» **EXERCISE INSTRUCTIONS**: Your answer should consist of the lines in the following data that contain "Conversation".

» **SUPPLIED RECORDS**:
· · · ·

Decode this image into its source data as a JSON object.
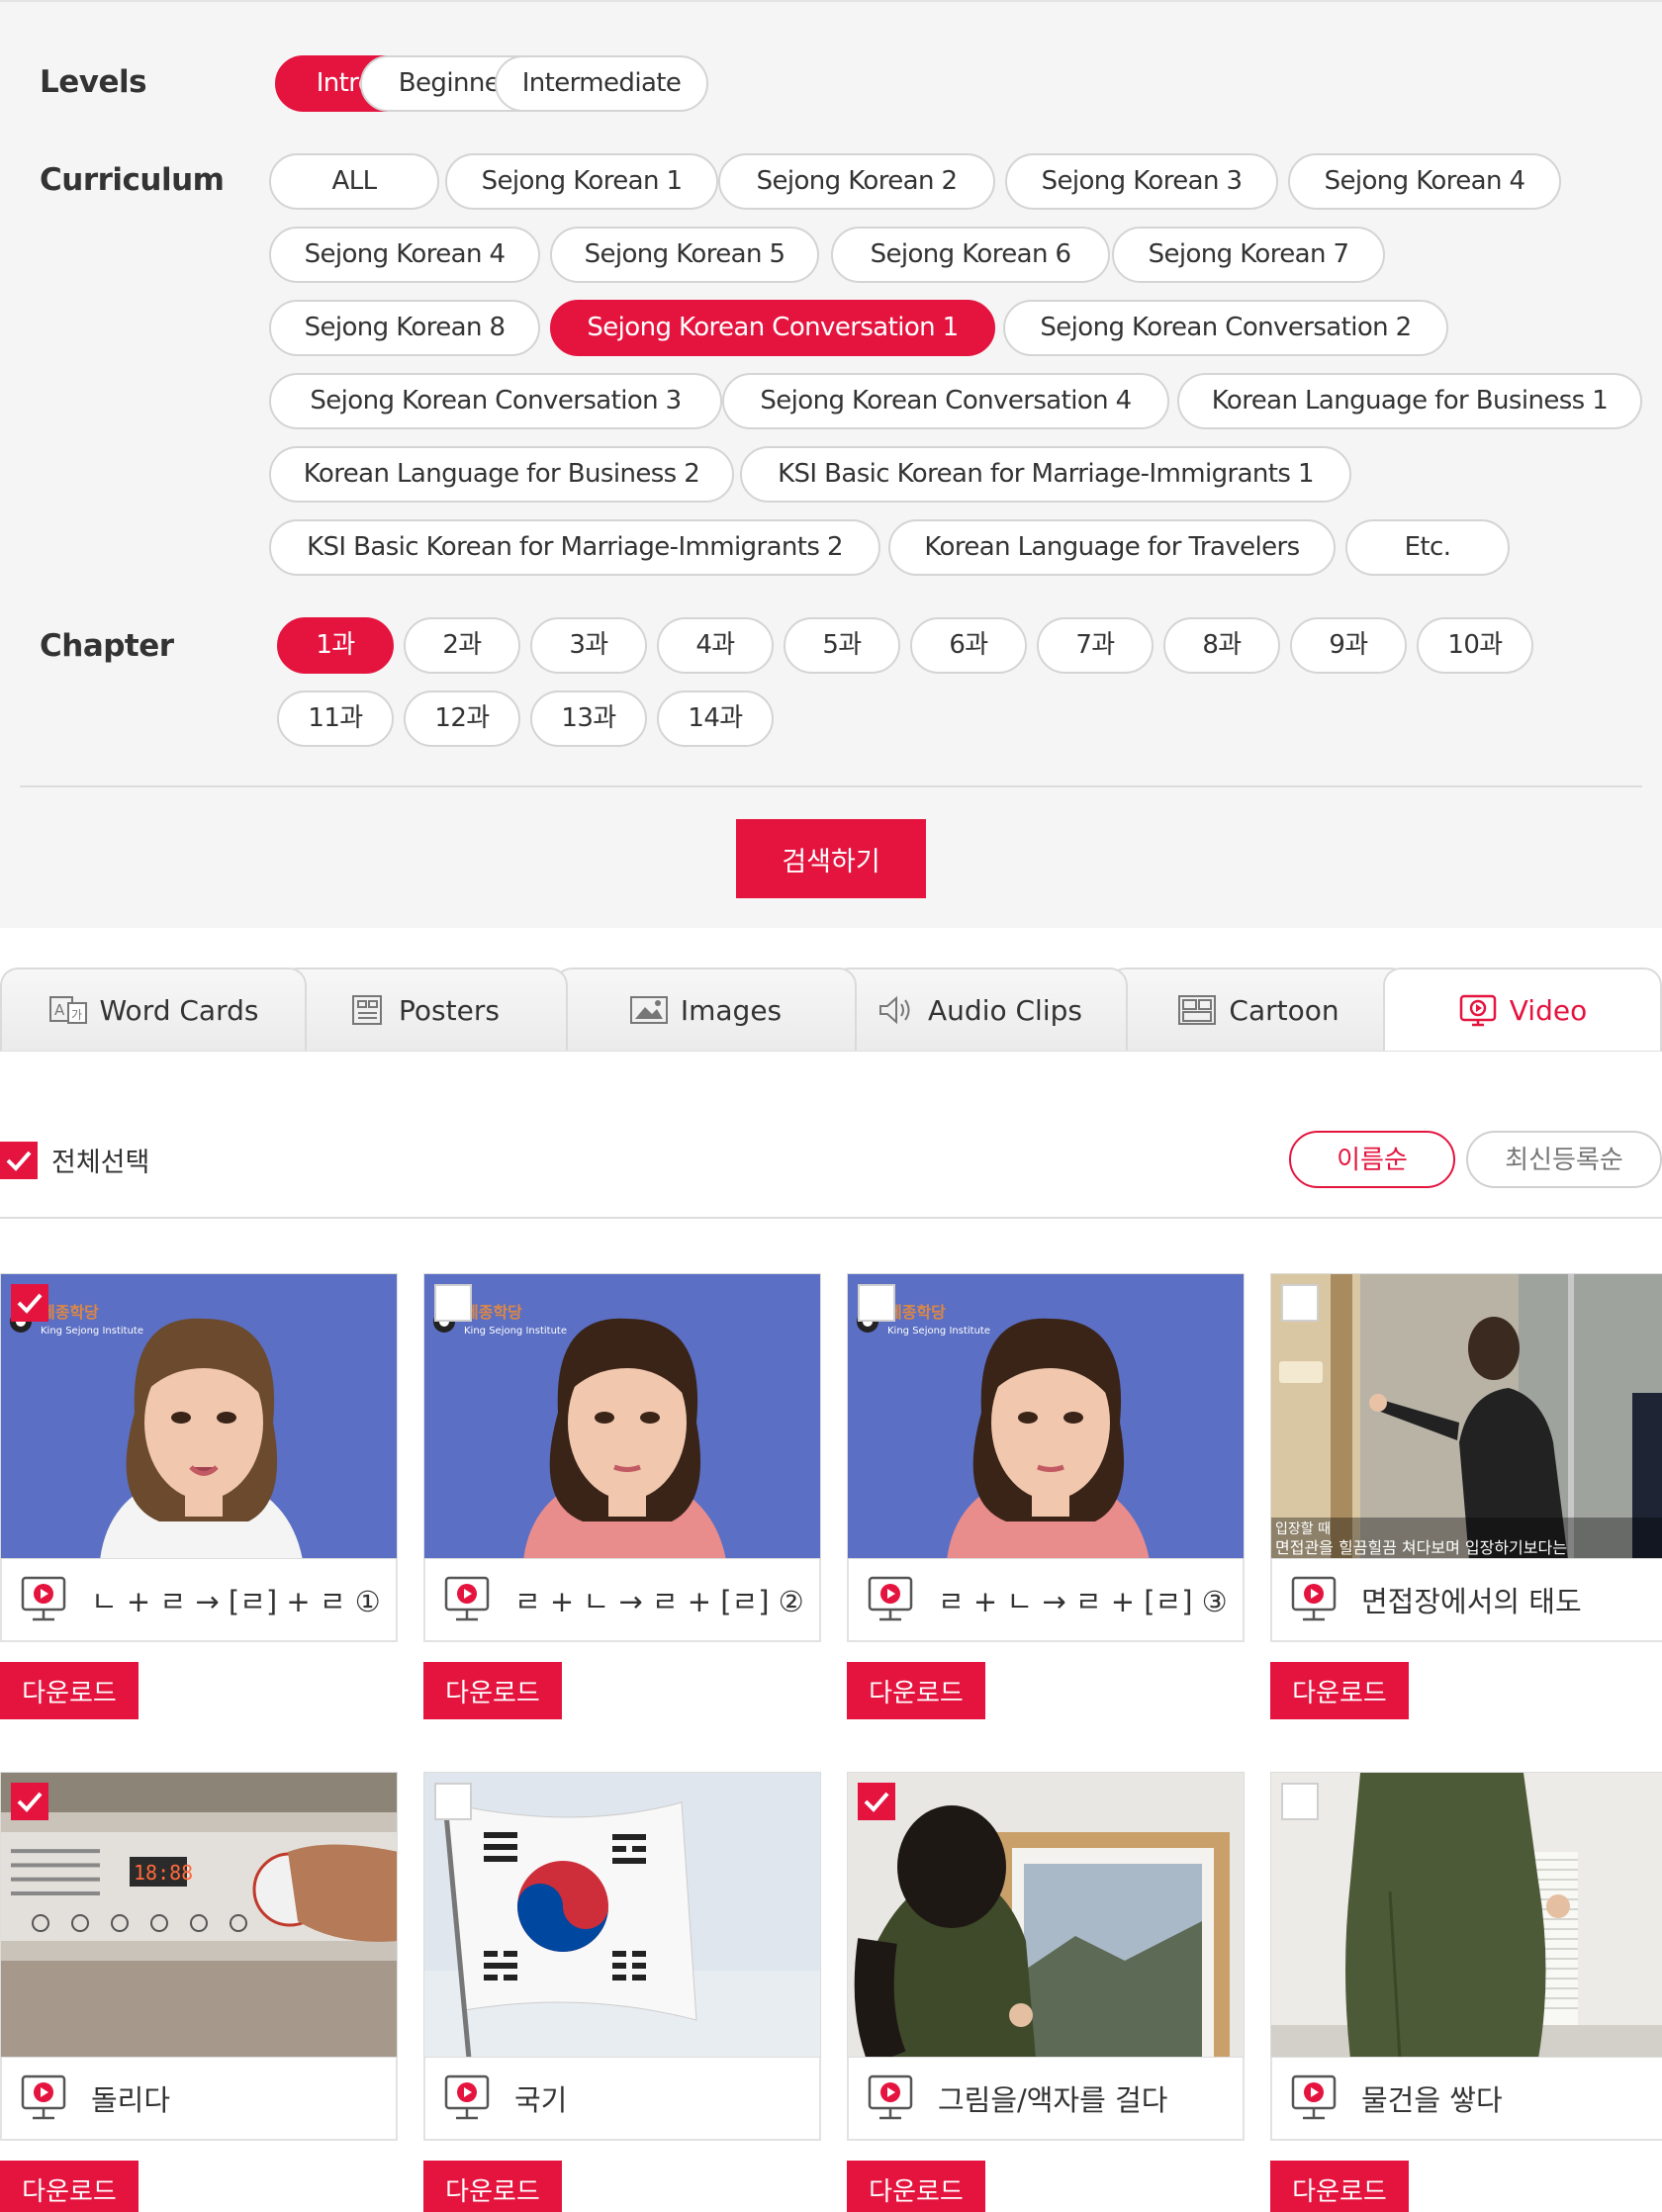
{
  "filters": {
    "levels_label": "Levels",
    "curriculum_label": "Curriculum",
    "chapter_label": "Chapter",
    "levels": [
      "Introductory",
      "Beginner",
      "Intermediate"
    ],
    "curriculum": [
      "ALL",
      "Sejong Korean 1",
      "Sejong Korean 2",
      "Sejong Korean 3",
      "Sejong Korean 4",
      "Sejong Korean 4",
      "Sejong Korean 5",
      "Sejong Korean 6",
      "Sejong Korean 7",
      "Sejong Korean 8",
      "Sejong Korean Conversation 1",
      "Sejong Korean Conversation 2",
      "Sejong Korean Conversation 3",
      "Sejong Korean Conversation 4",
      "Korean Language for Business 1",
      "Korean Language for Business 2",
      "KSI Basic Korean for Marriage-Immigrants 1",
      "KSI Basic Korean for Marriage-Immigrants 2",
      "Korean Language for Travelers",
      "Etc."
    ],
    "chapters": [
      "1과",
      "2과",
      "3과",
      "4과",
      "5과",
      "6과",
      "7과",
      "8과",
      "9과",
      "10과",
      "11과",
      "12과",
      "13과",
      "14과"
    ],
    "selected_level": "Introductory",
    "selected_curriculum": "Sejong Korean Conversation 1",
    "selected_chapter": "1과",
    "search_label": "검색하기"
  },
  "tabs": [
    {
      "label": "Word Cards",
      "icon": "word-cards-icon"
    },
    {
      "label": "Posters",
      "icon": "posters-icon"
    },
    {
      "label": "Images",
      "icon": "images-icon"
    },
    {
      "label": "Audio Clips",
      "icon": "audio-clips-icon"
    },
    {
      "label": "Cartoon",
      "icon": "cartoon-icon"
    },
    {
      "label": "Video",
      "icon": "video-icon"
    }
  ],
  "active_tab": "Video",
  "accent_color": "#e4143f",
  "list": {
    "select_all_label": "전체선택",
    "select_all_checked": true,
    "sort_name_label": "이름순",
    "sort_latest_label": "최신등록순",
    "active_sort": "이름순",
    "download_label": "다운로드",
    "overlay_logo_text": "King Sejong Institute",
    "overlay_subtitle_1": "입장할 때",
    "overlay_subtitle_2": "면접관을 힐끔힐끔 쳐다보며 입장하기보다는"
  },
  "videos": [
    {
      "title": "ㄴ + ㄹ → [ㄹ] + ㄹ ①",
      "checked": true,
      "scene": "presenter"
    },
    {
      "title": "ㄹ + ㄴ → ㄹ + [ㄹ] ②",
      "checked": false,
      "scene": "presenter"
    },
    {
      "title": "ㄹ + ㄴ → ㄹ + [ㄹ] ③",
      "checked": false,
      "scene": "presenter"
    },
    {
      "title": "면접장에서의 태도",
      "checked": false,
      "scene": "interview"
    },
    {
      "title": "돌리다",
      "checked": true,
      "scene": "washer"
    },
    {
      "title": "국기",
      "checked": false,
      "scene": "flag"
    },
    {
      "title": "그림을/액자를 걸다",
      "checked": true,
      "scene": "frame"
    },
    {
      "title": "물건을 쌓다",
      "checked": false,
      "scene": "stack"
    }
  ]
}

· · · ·

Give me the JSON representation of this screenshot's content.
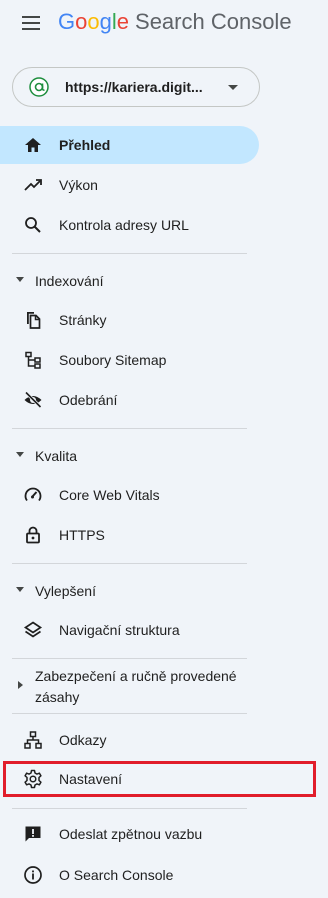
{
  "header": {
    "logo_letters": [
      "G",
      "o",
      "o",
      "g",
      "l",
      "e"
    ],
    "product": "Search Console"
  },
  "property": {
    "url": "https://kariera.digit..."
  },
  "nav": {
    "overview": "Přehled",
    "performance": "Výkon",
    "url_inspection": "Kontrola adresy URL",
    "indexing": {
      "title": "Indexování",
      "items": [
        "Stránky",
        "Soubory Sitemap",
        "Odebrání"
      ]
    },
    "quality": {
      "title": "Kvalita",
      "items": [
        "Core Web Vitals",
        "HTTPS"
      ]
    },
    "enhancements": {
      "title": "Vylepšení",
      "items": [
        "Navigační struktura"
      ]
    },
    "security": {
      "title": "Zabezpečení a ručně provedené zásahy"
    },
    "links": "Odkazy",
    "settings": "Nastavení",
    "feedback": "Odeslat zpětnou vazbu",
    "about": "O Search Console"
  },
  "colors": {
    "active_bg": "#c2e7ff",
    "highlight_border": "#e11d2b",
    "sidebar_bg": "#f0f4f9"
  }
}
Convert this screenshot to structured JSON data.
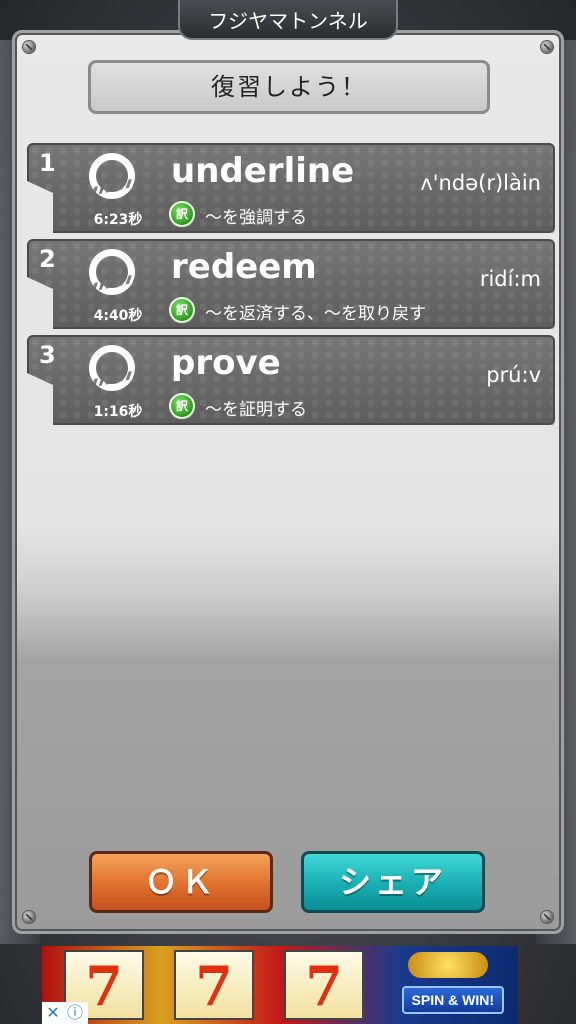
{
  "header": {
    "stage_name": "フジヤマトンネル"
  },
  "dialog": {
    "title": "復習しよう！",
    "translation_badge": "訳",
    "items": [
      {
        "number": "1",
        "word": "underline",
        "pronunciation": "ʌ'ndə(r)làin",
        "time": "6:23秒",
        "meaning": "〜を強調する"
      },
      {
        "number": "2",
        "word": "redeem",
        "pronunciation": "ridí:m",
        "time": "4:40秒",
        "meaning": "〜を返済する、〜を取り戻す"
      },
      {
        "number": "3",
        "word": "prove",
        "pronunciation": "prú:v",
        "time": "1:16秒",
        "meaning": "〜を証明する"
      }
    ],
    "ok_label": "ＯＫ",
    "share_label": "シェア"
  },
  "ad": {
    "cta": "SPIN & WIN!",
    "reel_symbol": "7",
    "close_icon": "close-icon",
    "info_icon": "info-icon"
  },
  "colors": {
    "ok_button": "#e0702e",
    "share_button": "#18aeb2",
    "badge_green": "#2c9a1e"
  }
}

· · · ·

» **OUTPUT OF THE TASK**:
      "Sejong Korean Conversation 1",
      "Sejong Korean Conversation 2",
      "Sejong Korean Conversation 3",
      "Sejong Korean Conversation 4",
    "selected_curriculum": "Sejong Korean Conversation 1",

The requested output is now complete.